In determining whether plaintiff has stated a claim, a court's review is generally limited to the complaint itself. However, where, as here, additional documents are incorporated by reference or are otherwise integral to the complaint, those documents may also be appropriately considered. See Holmes v. Poskanzer, 2009 U.S. App. LEXIS 15976 at *2 (2d Cir. 2009) (in analyzing a motion to dismiss the complaint pursuant to Fed. R. Civ. Proc. 12(b)(6), "[t]he complaint includes any statements or documents incorporated in it by reference [and any document upon which] the complaint relies heavily in its terms and effect, which renders the document integral to the complaint"); Chambers v. Time Warner, Inc., 282 F.3d 147, 152-153 (2d Cir. 2002) (same). Thus, in analyzing the District's motion to dismiss, I consider the Amended Complaint, as well as the entire Settlement Agreement to which it refers, including the Release, which is attached to the Settlement Agreement as Exhibit 4. (Dkt. #9, Dkt #3-2, Exh. A).
Upon review of these documents, it is manifest that plaintiff's discrimination claims, all of which pre-date the execution date of the Release, must be dismissed. It is well-settled that "a settlement is a contract, and once entered into is binding and conclusive." Janneh v. GAF Corp., 887 F.2d 432, 436 (2d Cir. 1989). As such, "a release that is clear and unambiguous on its face and which is knowingly and voluntarily entered into will be enforced." Pampillonia v. RJR Nabisco, Inc., 138 F.3d 459, 463 (2d. Cir. 1997).
Here, the Release explicitly provides, in relevant part, that plaintiff discharges the District from liability for all federal, state and local claims that plaintiff "now has or hereafter can, shall or may, have from the beginning of the world to [July 16, 2007]." (Dkt. #3-2, Exh. A at sub-exh. 4). Plaintiff makes no allegation that the Release is ambiguous or unclear, or that she did not execute it voluntarily -- rather, she argues that the Release permits her to pursue employment discrimination claims which post-date July 16, 2007, the date she executed the Release. This point is moot with respect to plaintiff's discrimination claims, however, since the Amended Complaint does not contain any allegations of unlawful employment discrimination occurring after July 16, 2007. (Dkt. #9).

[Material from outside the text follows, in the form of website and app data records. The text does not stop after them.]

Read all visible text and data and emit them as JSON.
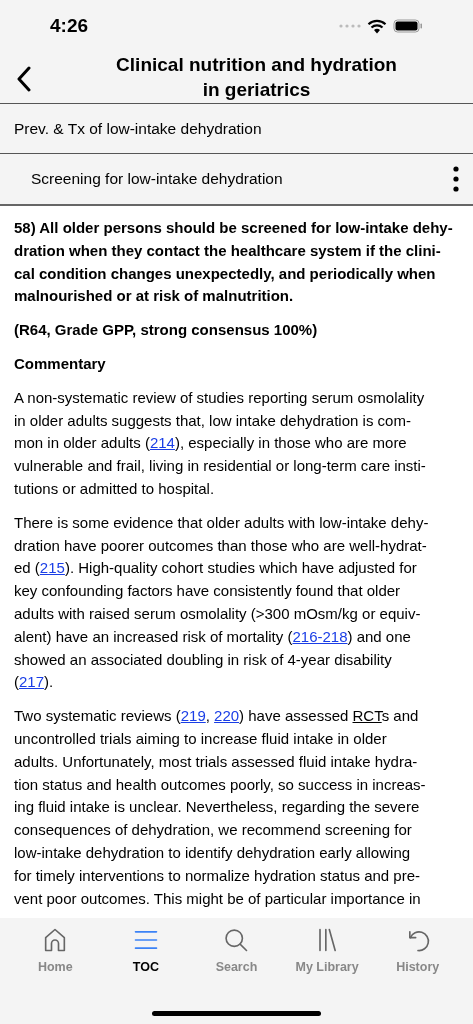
{
  "status_bar": {
    "time": "4:26"
  },
  "header": {
    "title": "Clinical nutrition and hydration in geriatrics"
  },
  "breadcrumb": {
    "parent": "Prev. & Tx of low-intake dehydration",
    "current": "Screening for low-intake dehydration"
  },
  "content": [
    {
      "kind": "bold",
      "lines": [
        [
          {
            "kind": "text",
            "text": "58) All older persons should be screened for low-intake dehy-"
          }
        ],
        [
          {
            "kind": "text",
            "text": "dration when they contact the healthcare system if the clini-"
          }
        ],
        [
          {
            "kind": "text",
            "text": "cal condition changes unexpectedly, and periodically when"
          }
        ],
        [
          {
            "kind": "text",
            "text": "malnourished or at risk of malnutrition."
          }
        ]
      ]
    },
    {
      "kind": "bold",
      "lines": [
        [
          {
            "kind": "text",
            "text": "(R64, Grade GPP, strong consensus 100%)"
          }
        ]
      ]
    },
    {
      "kind": "bold",
      "lines": [
        [
          {
            "kind": "text",
            "text": "Commentary"
          }
        ]
      ]
    },
    {
      "kind": "normal",
      "lines": [
        [
          {
            "kind": "text",
            "text": "A non-systematic review of studies reporting serum osmolality"
          }
        ],
        [
          {
            "kind": "text",
            "text": "in older adults suggests that, low intake dehydration is com-"
          }
        ],
        [
          {
            "kind": "text",
            "text": "mon in older adults ("
          },
          {
            "kind": "link",
            "text": "214"
          },
          {
            "kind": "text",
            "text": "), especially in those who are more"
          }
        ],
        [
          {
            "kind": "text",
            "text": "vulnerable and frail, living in residential or long-term care insti-"
          }
        ],
        [
          {
            "kind": "text",
            "text": "tutions or admitted to hospital."
          }
        ]
      ]
    },
    {
      "kind": "normal",
      "lines": [
        [
          {
            "kind": "text",
            "text": "There is some evidence that older adults with low-intake dehy-"
          }
        ],
        [
          {
            "kind": "text",
            "text": "dration have poorer outcomes than those who are well-hydrat-"
          }
        ],
        [
          {
            "kind": "text",
            "text": "ed ("
          },
          {
            "kind": "link",
            "text": "215"
          },
          {
            "kind": "text",
            "text": "). High-quality cohort studies which have adjusted for"
          }
        ],
        [
          {
            "kind": "text",
            "text": "key confounding factors have consistently found that older"
          }
        ],
        [
          {
            "kind": "text",
            "text": "adults with raised serum osmolality (>300 mOsm/kg or equiv-"
          }
        ],
        [
          {
            "kind": "text",
            "text": "alent) have an increased risk of mortality ("
          },
          {
            "kind": "link",
            "text": "216-218"
          },
          {
            "kind": "text",
            "text": ") and one"
          }
        ],
        [
          {
            "kind": "text",
            "text": "showed an associated doubling in risk of 4-year disability"
          }
        ],
        [
          {
            "kind": "text",
            "text": "("
          },
          {
            "kind": "link",
            "text": "217"
          },
          {
            "kind": "text",
            "text": ")."
          }
        ]
      ]
    },
    {
      "kind": "normal",
      "lines": [
        [
          {
            "kind": "text",
            "text": "Two systematic reviews ("
          },
          {
            "kind": "link",
            "text": "219"
          },
          {
            "kind": "text",
            "text": ", "
          },
          {
            "kind": "link",
            "text": "220"
          },
          {
            "kind": "text",
            "text": ") have assessed "
          },
          {
            "kind": "abbr",
            "text": "RCT"
          },
          {
            "kind": "text",
            "text": "s and"
          }
        ],
        [
          {
            "kind": "text",
            "text": "uncontrolled trials aiming to increase fluid intake in older"
          }
        ],
        [
          {
            "kind": "text",
            "text": "adults. Unfortunately, most trials assessed fluid intake hydra-"
          }
        ],
        [
          {
            "kind": "text",
            "text": "tion status and health outcomes poorly, so success in increas-"
          }
        ],
        [
          {
            "kind": "text",
            "text": "ing fluid intake is unclear. Nevertheless, regarding the severe"
          }
        ],
        [
          {
            "kind": "text",
            "text": "consequences of dehydration, we recommend screening for"
          }
        ],
        [
          {
            "kind": "text",
            "text": "low-intake dehydration to identify dehydration early allowing"
          }
        ],
        [
          {
            "kind": "text",
            "text": "for timely interventions to normalize hydration status and pre-"
          }
        ],
        [
          {
            "kind": "text",
            "text": "vent poor outcomes. This might be of particular importance in"
          }
        ]
      ]
    }
  ],
  "tab_bar": [
    {
      "kind": "home",
      "label": "Home",
      "selected": false
    },
    {
      "kind": "toc",
      "label": "TOC",
      "selected": true
    },
    {
      "kind": "search",
      "label": "Search",
      "selected": false
    },
    {
      "kind": "library",
      "label": "My Library",
      "selected": false
    },
    {
      "kind": "history",
      "label": "History",
      "selected": false
    }
  ]
}
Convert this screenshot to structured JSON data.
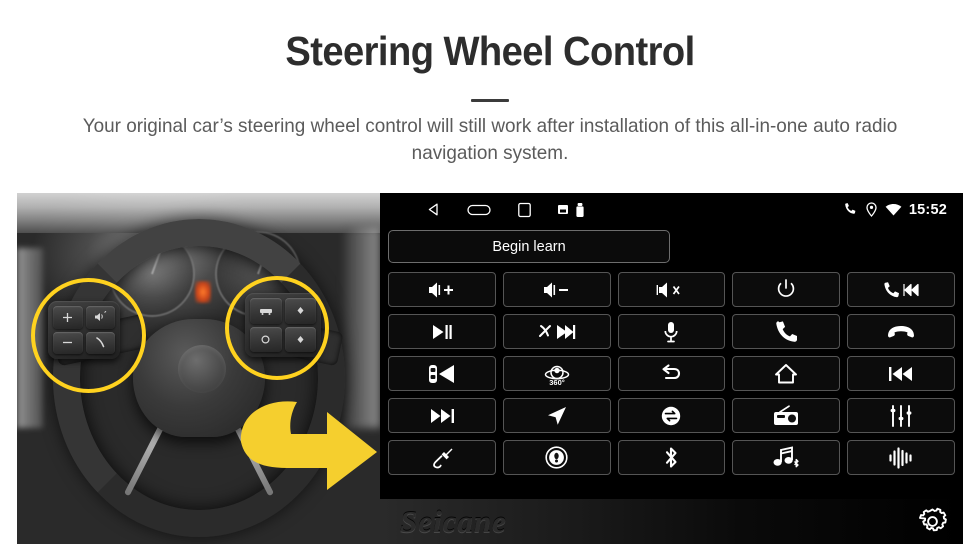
{
  "header": {
    "title": "Steering Wheel Control",
    "subtitle": "Your original car’s steering wheel control will still work after installation of this all-in-one auto radio navigation system."
  },
  "colors": {
    "accent_yellow": "#ffd21f",
    "title_dark": "#2d2d2d",
    "body_gray": "#5b5b5b",
    "screen_black": "#000000",
    "button_border": "#555555"
  },
  "photo": {
    "alt": "car-steering-wheel-with-control-buttons",
    "highlight_left": "left-control-pad-highlight",
    "highlight_right": "right-control-pad-highlight",
    "arrow": "yellow-pointing-arrow",
    "left_pad_keys": [
      "volume-up-plus",
      "mode-voice",
      "volume-down-minus",
      "phone-call"
    ],
    "right_pad_keys": [
      "cruise-set",
      "cruise-up",
      "cruise-cancel",
      "cruise-down"
    ]
  },
  "screen": {
    "statusbar": {
      "nav_icons": [
        "back-triangle-icon",
        "home-pill-icon",
        "recents-square-icon",
        "sd-card-icon",
        "usb-icon"
      ],
      "tray_icons": [
        "phone-icon",
        "location-pin-icon",
        "wifi-icon"
      ],
      "time": "15:52"
    },
    "begin_learn_label": "Begin learn",
    "buttons": [
      {
        "name": "volume-up-button",
        "icon": "volume-plus",
        "label": "Volume +"
      },
      {
        "name": "volume-down-button",
        "icon": "volume-minus",
        "label": "Volume −"
      },
      {
        "name": "mute-button",
        "icon": "volume-mute",
        "label": "Mute"
      },
      {
        "name": "power-button",
        "icon": "power",
        "label": "Power"
      },
      {
        "name": "call-previous-button",
        "icon": "phone-prev",
        "label": "Call / Prev"
      },
      {
        "name": "play-pause-button",
        "icon": "play-pause",
        "label": "Play / Pause"
      },
      {
        "name": "hangup-next-button",
        "icon": "hangup-next",
        "label": "Hang up / Next"
      },
      {
        "name": "voice-mic-button",
        "icon": "microphone",
        "label": "Voice"
      },
      {
        "name": "answer-call-button",
        "icon": "phone-answer",
        "label": "Answer"
      },
      {
        "name": "end-call-button",
        "icon": "phone-hangup",
        "label": "End call"
      },
      {
        "name": "parking-sensor-button",
        "icon": "car-speaker",
        "label": "Parking sensor"
      },
      {
        "name": "camera-360-button",
        "icon": "camera-360",
        "label": "360°"
      },
      {
        "name": "back-button",
        "icon": "back-arrow",
        "label": "Back"
      },
      {
        "name": "home-button",
        "icon": "home",
        "label": "Home"
      },
      {
        "name": "previous-track-button",
        "icon": "prev-track",
        "label": "Previous"
      },
      {
        "name": "next-track-button",
        "icon": "next-track",
        "label": "Next"
      },
      {
        "name": "navigation-button",
        "icon": "navigation",
        "label": "Navigation"
      },
      {
        "name": "source-swap-button",
        "icon": "source-swap",
        "label": "Source"
      },
      {
        "name": "radio-button",
        "icon": "radio",
        "label": "Radio"
      },
      {
        "name": "equalizer-button",
        "icon": "equalizer",
        "label": "Equalizer"
      },
      {
        "name": "aux-input-button",
        "icon": "aux-cable",
        "label": "AUX"
      },
      {
        "name": "disc-button",
        "icon": "disc",
        "label": "Disc"
      },
      {
        "name": "bluetooth-button",
        "icon": "bluetooth",
        "label": "Bluetooth"
      },
      {
        "name": "bluetooth-music-button",
        "icon": "bt-music",
        "label": "BT Music"
      },
      {
        "name": "voice-assistant-button",
        "icon": "waveform",
        "label": "Voice assistant"
      }
    ],
    "camera_360_label": "360°",
    "footer": {
      "brand": "Seicane",
      "settings_icon": "gear-icon"
    }
  }
}
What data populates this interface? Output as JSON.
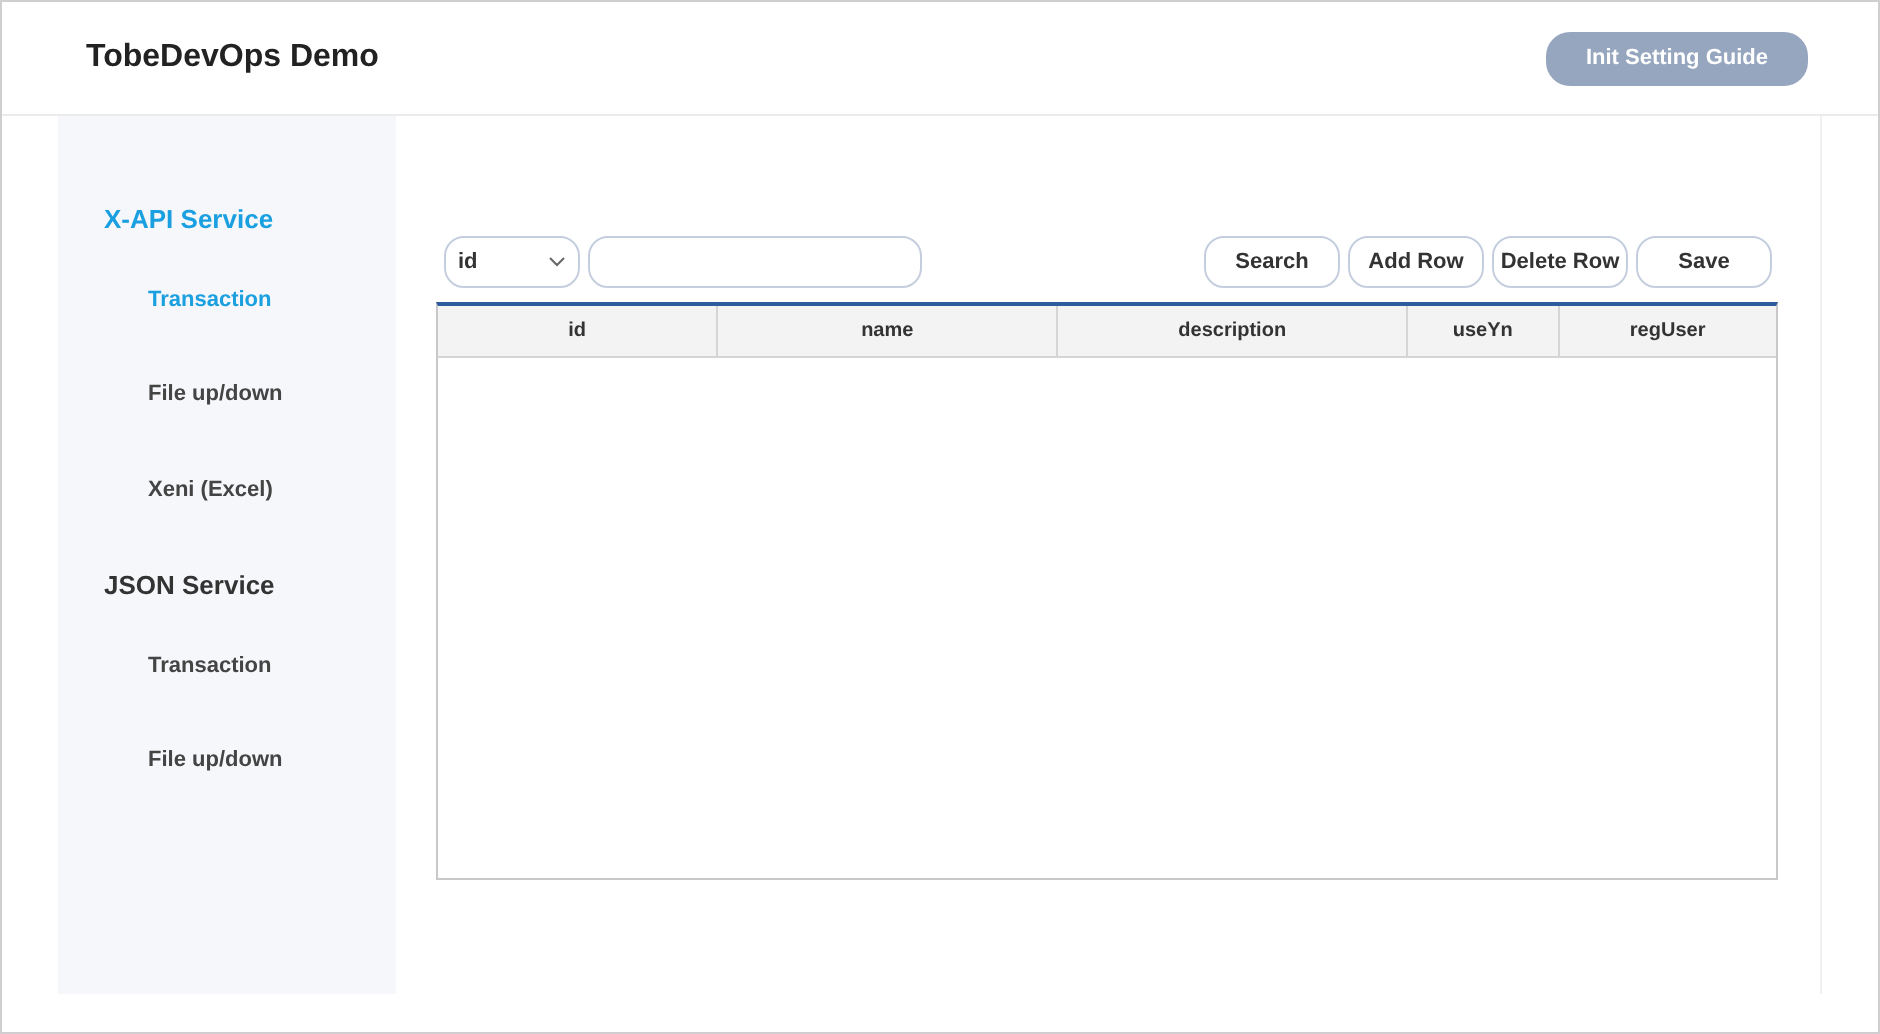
{
  "header": {
    "title": "TobeDevOps Demo",
    "guide_button": "Init Setting Guide"
  },
  "sidebar": {
    "sections": [
      {
        "title": "X-API Service",
        "selected": true,
        "items": [
          {
            "label": "Transaction",
            "selected": true
          },
          {
            "label": "File up/down",
            "selected": false
          },
          {
            "label": "Xeni (Excel)",
            "selected": false
          }
        ]
      },
      {
        "title": "JSON Service",
        "selected": false,
        "items": [
          {
            "label": "Transaction",
            "selected": false
          },
          {
            "label": "File up/down",
            "selected": false
          }
        ]
      }
    ]
  },
  "toolbar": {
    "search_field_select": "id",
    "buttons": [
      "Search",
      "Add Row",
      "Delete Row",
      "Save"
    ]
  },
  "table": {
    "columns": [
      "id",
      "name",
      "description",
      "useYn",
      "regUser"
    ]
  }
}
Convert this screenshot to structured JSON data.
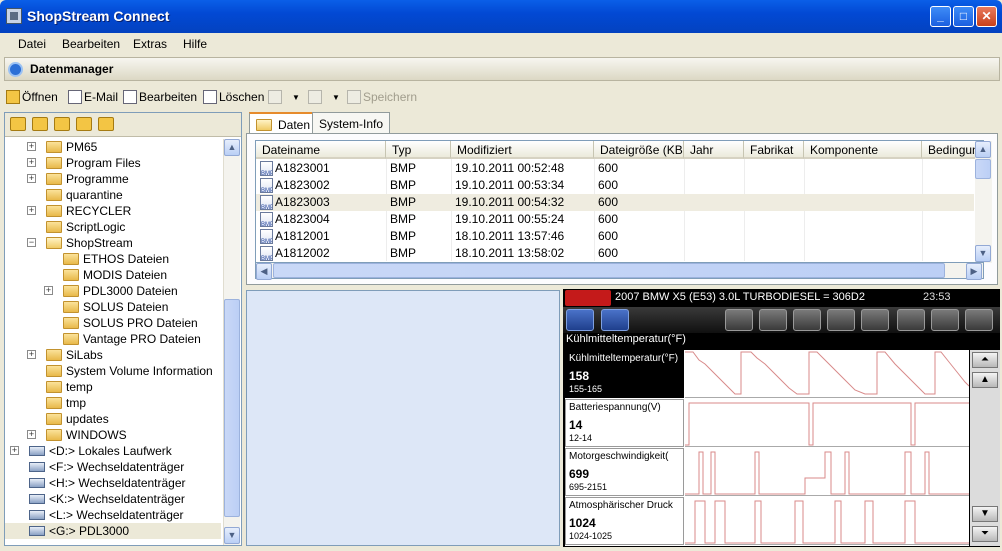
{
  "window": {
    "title": "ShopStream Connect"
  },
  "menu": [
    "Datei",
    "Bearbeiten",
    "Extras",
    "Hilfe"
  ],
  "section": {
    "title": "Datenmanager"
  },
  "toolbar": {
    "open": "Öffnen",
    "email": "E-Mail",
    "edit": "Bearbeiten",
    "delete": "Löschen",
    "save": "Speichern"
  },
  "tree": [
    {
      "label": "PM65",
      "depth": 1,
      "expander": true
    },
    {
      "label": "Program Files",
      "depth": 1,
      "expander": true
    },
    {
      "label": "Programme",
      "depth": 1,
      "expander": true
    },
    {
      "label": "quarantine",
      "depth": 1,
      "expander": false
    },
    {
      "label": "RECYCLER",
      "depth": 1,
      "expander": true
    },
    {
      "label": "ScriptLogic",
      "depth": 1,
      "expander": false
    },
    {
      "label": "ShopStream",
      "depth": 1,
      "expander": true,
      "open": true
    },
    {
      "label": "ETHOS Dateien",
      "depth": 2,
      "expander": false
    },
    {
      "label": "MODIS Dateien",
      "depth": 2,
      "expander": false
    },
    {
      "label": "PDL3000 Dateien",
      "depth": 2,
      "expander": true
    },
    {
      "label": "SOLUS Dateien",
      "depth": 2,
      "expander": false
    },
    {
      "label": "SOLUS PRO Dateien",
      "depth": 2,
      "expander": false
    },
    {
      "label": "Vantage PRO Dateien",
      "depth": 2,
      "expander": false
    },
    {
      "label": "SiLabs",
      "depth": 1,
      "expander": true
    },
    {
      "label": "System Volume Information",
      "depth": 1,
      "expander": false
    },
    {
      "label": "temp",
      "depth": 1,
      "expander": false
    },
    {
      "label": "tmp",
      "depth": 1,
      "expander": false
    },
    {
      "label": "updates",
      "depth": 1,
      "expander": false
    },
    {
      "label": "WINDOWS",
      "depth": 1,
      "expander": true
    },
    {
      "label": "<D:> Lokales Laufwerk",
      "depth": 0,
      "expander": true,
      "drive": true
    },
    {
      "label": "<F:> Wechseldatenträger",
      "depth": 0,
      "expander": false,
      "drive": true
    },
    {
      "label": "<H:> Wechseldatenträger",
      "depth": 0,
      "expander": false,
      "drive": true
    },
    {
      "label": "<K:> Wechseldatenträger",
      "depth": 0,
      "expander": false,
      "drive": true
    },
    {
      "label": "<L:> Wechseldatenträger",
      "depth": 0,
      "expander": false,
      "drive": true
    },
    {
      "label": "<G:> PDL3000",
      "depth": 0,
      "expander": false,
      "drive": true,
      "selected": true
    }
  ],
  "tabs": [
    "Daten",
    "System-Info"
  ],
  "table": {
    "columns": [
      "Dateiname",
      "Typ",
      "Modifiziert",
      "Dateigröße (KB)",
      "Jahr",
      "Fabrikat",
      "Komponente",
      "Bedingung"
    ],
    "rows": [
      [
        "A1823001",
        "BMP",
        "19.10.2011 00:52:48",
        "600"
      ],
      [
        "A1823002",
        "BMP",
        "19.10.2011 00:53:34",
        "600"
      ],
      [
        "A1823003",
        "BMP",
        "19.10.2011 00:54:32",
        "600"
      ],
      [
        "A1823004",
        "BMP",
        "19.10.2011 00:55:24",
        "600"
      ],
      [
        "A1812001",
        "BMP",
        "18.10.2011 13:57:46",
        "600"
      ],
      [
        "A1812002",
        "BMP",
        "18.10.2011 13:58:02",
        "600"
      ]
    ],
    "selected_row": 2
  },
  "scanner": {
    "vehicle": "2007 BMW X5 (E53) 3.0L TURBODIESEL = 306D2",
    "clock": "23:53",
    "sub_title": "Kühlmitteltemperatur(°F)",
    "signals": [
      {
        "name": "Kühlmitteltemperatur(°F)",
        "value": "158",
        "range": "155-165",
        "selected": true
      },
      {
        "name": "Batteriespannung(V)",
        "value": "14",
        "range": "12-14"
      },
      {
        "name": "Motorgeschwindigkeit(",
        "value": "699",
        "range": "695-2151"
      },
      {
        "name": "Atmosphärischer Druck",
        "value": "1024",
        "range": "1024-1025"
      }
    ]
  }
}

Because plaintiff's discrimination and retaliation claims are barred by the Release and plaintiff has otherwise failed to present "[f]actual allegations [sufficient] to raise a right to relief above the speculative level," those claims ...